== What is being asked ==
For every line in the records that has the word "title", make a copy.

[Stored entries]
___
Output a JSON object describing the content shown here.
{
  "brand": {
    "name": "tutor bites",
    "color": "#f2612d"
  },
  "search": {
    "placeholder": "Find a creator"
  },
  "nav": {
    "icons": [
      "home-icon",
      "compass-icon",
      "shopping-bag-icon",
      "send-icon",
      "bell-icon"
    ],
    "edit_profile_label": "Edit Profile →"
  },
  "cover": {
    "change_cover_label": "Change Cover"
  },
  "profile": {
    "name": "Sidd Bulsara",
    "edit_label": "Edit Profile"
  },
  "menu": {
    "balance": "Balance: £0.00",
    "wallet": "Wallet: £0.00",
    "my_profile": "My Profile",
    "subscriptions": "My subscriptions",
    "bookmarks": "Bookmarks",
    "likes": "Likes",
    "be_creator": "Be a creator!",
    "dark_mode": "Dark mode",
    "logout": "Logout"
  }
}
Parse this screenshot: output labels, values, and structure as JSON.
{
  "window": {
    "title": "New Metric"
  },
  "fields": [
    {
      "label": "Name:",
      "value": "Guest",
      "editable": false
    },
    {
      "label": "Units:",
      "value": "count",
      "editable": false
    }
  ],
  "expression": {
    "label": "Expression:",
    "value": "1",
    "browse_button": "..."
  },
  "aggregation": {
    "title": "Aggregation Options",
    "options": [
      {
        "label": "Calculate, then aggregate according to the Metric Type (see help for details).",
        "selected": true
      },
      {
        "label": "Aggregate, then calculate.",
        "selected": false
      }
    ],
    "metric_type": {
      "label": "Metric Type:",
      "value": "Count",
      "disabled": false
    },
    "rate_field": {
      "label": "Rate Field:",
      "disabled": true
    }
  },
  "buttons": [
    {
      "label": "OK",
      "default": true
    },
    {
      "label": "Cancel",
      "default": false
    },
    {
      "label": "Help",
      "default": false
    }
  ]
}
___
== Solution ==
    "title": "New Metric"
    "title": "Aggregation Options",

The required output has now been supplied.